Eric Boyd
10 min readJul 15, 2021
Photo by Sandy Millar on Unsplash

I stare at the little bubble on Facebook Messenger. It does not move. The bubble does not descend. The messages I’m sending will not be seen. At least not on a phone or laptop or any other device.

Messenger is the only reason I keep Facebook. It’s been the only reason for years. I am bad at social media. I don’t feel like I have many interesting thoughts or experiences to share with people and, when I do, I want to turn them into creative work. If something isn’t interesting enough for me to mold into an essay or a short story or a (painfully, slowly in-progress) novel, what’s the point? If I want to communicate with people, I tend to just reach out direct.
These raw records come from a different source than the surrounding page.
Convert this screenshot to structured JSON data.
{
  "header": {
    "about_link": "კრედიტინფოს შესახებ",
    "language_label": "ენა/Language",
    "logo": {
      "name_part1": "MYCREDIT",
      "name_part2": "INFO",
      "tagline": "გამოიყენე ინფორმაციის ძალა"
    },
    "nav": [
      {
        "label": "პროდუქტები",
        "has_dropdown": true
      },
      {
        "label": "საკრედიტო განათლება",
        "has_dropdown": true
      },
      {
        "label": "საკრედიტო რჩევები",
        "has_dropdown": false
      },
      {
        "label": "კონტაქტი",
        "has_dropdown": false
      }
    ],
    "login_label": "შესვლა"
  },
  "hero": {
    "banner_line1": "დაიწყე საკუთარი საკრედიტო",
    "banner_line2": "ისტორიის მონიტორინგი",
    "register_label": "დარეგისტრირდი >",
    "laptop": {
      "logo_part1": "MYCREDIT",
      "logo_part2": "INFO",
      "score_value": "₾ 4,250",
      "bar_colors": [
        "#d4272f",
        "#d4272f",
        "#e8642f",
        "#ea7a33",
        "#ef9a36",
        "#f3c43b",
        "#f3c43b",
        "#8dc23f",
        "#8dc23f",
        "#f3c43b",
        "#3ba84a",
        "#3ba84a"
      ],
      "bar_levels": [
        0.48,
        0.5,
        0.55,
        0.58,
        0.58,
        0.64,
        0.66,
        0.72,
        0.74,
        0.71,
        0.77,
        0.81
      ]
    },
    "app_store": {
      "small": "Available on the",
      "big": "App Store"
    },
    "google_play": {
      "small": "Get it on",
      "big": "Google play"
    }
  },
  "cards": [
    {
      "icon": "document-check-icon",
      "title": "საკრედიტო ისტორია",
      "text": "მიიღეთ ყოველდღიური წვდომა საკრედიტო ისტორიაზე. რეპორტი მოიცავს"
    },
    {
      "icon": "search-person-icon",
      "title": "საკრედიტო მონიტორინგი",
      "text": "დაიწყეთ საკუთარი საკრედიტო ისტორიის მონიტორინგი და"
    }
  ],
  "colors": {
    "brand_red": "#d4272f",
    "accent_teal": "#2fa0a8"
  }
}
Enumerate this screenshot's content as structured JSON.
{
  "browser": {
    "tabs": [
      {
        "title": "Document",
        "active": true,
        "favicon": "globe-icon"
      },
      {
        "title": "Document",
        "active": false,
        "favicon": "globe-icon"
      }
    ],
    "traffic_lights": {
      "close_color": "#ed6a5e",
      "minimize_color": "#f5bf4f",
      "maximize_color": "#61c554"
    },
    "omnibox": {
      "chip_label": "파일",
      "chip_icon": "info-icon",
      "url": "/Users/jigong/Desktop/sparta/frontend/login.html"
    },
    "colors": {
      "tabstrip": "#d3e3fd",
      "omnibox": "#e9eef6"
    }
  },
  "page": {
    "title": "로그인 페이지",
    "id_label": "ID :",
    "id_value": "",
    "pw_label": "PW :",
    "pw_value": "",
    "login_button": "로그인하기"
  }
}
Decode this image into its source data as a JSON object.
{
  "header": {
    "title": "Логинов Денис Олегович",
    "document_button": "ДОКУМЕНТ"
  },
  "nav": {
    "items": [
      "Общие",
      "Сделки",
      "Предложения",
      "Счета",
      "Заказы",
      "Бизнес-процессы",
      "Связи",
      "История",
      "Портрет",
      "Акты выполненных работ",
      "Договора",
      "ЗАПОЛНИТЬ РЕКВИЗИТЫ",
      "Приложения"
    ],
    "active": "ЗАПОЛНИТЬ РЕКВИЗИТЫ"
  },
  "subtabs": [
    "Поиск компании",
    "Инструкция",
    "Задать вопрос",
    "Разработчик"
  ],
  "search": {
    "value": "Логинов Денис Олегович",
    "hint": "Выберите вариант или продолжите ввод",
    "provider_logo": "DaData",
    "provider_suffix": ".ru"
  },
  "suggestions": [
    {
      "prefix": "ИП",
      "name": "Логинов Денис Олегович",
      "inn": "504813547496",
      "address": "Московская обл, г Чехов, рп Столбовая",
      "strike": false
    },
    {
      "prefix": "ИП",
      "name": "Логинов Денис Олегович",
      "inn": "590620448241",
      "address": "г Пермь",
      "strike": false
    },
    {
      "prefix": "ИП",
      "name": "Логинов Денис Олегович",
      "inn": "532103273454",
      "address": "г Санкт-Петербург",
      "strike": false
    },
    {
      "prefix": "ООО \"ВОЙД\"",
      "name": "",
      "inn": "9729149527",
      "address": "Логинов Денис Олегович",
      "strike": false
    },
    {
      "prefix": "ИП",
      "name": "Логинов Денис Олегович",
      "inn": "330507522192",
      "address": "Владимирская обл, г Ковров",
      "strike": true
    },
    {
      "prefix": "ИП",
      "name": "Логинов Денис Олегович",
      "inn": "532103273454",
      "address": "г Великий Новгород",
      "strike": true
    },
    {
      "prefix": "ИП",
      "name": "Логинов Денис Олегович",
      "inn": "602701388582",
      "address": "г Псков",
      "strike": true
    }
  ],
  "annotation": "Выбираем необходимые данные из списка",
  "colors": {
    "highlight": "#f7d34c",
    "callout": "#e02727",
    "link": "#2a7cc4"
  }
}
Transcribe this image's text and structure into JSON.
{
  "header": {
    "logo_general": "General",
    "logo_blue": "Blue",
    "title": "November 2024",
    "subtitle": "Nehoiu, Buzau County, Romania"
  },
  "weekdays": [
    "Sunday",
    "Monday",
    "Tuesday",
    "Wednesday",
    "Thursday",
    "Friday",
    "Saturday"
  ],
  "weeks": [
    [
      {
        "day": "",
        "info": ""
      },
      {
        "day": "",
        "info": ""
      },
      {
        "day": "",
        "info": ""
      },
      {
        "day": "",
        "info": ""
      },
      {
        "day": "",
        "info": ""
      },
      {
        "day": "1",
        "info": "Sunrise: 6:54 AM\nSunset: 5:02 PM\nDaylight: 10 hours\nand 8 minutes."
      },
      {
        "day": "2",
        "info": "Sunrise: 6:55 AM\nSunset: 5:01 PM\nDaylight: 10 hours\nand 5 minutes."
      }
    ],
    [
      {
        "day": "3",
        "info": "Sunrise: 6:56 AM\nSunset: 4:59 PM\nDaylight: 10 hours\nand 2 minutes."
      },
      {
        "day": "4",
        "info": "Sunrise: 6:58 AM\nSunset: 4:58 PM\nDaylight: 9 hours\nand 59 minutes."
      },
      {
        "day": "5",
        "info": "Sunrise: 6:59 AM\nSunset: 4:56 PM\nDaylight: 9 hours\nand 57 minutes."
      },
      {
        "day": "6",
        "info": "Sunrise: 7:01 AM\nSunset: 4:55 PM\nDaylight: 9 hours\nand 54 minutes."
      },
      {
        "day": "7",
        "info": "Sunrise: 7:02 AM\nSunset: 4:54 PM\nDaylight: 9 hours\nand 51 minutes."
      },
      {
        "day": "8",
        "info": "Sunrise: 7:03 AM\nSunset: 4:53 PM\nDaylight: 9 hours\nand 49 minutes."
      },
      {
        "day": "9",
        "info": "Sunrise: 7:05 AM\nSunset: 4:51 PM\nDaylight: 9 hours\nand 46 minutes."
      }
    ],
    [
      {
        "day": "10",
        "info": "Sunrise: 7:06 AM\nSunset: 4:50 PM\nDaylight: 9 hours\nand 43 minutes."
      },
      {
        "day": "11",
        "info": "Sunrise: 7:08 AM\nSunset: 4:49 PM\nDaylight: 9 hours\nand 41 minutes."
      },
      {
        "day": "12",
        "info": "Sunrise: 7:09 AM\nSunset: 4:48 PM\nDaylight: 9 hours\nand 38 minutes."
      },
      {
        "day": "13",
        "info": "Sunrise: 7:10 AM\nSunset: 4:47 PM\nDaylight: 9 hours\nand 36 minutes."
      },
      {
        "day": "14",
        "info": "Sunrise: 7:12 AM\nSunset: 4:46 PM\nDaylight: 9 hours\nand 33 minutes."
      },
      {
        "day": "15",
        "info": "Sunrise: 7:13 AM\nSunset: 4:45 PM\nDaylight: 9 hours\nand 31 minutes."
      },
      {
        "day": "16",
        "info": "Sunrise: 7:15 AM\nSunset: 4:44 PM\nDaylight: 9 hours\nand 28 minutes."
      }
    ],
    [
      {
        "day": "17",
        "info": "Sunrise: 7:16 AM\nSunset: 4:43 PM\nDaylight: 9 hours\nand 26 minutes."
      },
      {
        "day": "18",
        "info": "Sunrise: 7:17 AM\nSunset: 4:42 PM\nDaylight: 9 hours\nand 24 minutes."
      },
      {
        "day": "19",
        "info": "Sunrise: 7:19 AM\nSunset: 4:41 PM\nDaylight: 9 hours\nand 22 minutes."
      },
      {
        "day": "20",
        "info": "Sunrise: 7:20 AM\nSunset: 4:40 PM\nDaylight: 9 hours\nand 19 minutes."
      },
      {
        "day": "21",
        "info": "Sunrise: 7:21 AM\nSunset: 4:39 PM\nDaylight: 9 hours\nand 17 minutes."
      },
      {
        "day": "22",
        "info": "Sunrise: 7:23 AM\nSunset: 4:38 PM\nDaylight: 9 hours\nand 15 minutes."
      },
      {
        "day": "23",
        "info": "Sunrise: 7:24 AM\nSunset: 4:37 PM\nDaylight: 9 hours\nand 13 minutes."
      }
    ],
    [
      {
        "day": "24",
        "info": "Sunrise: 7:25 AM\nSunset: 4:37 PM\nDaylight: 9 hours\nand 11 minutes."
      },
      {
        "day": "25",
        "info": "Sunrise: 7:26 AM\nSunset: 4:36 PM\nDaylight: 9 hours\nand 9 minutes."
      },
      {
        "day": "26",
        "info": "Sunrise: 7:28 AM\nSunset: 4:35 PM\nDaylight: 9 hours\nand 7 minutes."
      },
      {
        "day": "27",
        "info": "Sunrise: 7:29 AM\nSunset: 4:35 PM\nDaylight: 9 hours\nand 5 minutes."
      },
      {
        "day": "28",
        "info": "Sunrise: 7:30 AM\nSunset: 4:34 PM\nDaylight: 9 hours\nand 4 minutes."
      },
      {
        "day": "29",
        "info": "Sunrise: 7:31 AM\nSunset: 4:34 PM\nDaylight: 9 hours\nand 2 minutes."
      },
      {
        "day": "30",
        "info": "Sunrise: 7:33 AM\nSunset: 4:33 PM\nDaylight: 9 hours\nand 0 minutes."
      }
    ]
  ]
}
When I didn’t have a smartphone, let alone a cellphone, Messenger allowed me to talk to friends across the world. Sometimes I’d be at a library or an internet cafe (!), eventually my own laptops; even after I did finally get a phone, it seemed easier to keep conversations going on Messenger. This is, if for no other reason at all, because the conversations don’t get lost. I’ve broken phones and lost sim cards — entire contact lists — and the same thing’s happened to other people, or maybe they change their number etc etc. However, on Facebook, even if someone’s account gets deleted, the messages still remain with the default avatar of a blank, gray silhouette. It’s really hard to lose Facebook messages, even in death; there are in fact anywhere from 10 to 30 million Facebook profiles of people who have passed away. It’s something you don’t think about much until a friend dies and those messages, preserved in digital amber, are all you have left of them.

I was in line at Aldi buying some protein shakes before work; the person in front of me was taking a long time so I casually opened Facebook to scroll for a moment before it was my turn to check out. It was quick, I think less than one full thumb swipe: a picture of a friend of mine from Iowa. Blonde hair and stubble framed his face, cheeks high and eyes narrow from a big, open mouth smile jutting with a strong, square chin. Next to that photo was one of him as a child, a similar smile, the same twinkle in the eyes. But the post was not from him and I instantly felt my stomach drop. There was some text in the post but I did not read it. I closed the phone, checked out, walked across the street into work and — thankfully, as nobody was in the building…

Eric Boyd

Work in Joyland, Guernica, and The Offing. Winner of a PEN Prison Writing Award. Working on a novel. //